There is currently much debate on the introduction of autonomous vehicles. A few years ago, manufacturers and developers here were still very confident that by 2020 they would be able to present comprehensive implementation scenarios for passenger cars that could also help to lessen traffic congestion, but today’s forecasts sound somewhat more cautious – and realistic.
Rail transport with its simpler conditions is one area where autonomous vehicles are already in use. In his paper at the Asia-Pacific Railway Innovations Forum in Manila, Friedemann Brockmeyer from civity addressed two questions in particular: When does it make sense for a (public) transport service provider to automate its trains and tracks? And what aspects must be considered and evaluated in order to initiate this development? He approached this by looking at three areas of application: commuter traffic, high speed connections and freight transports and pointed out: No train is yet truly autonomous, and all journeys are always accompanied for safety reasons. His conclusion: Commuter traffic scenarios with more than 60,000 passengers per day are the most attractive application.
And still: The expansion of this technology is part of the growth strategies in both Asia and Europe. According to his analysis, the area of commuter and urban transport is particularly attractive, since the cost of the system is offset by high revenues. Despite low costs, the expansion of high-speed connections, however, is not very attractive due to low revenues.
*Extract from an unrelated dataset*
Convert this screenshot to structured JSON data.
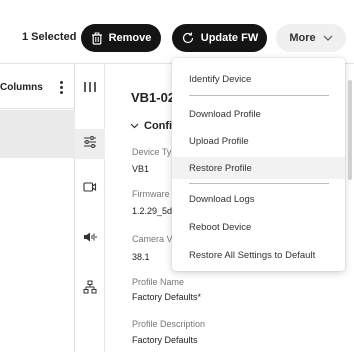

In order to make valid decisions here, Mr Brockmeyer recommends considering whether it is simply necessary to replace the technology, increase capacity or avoid using up more financial resources.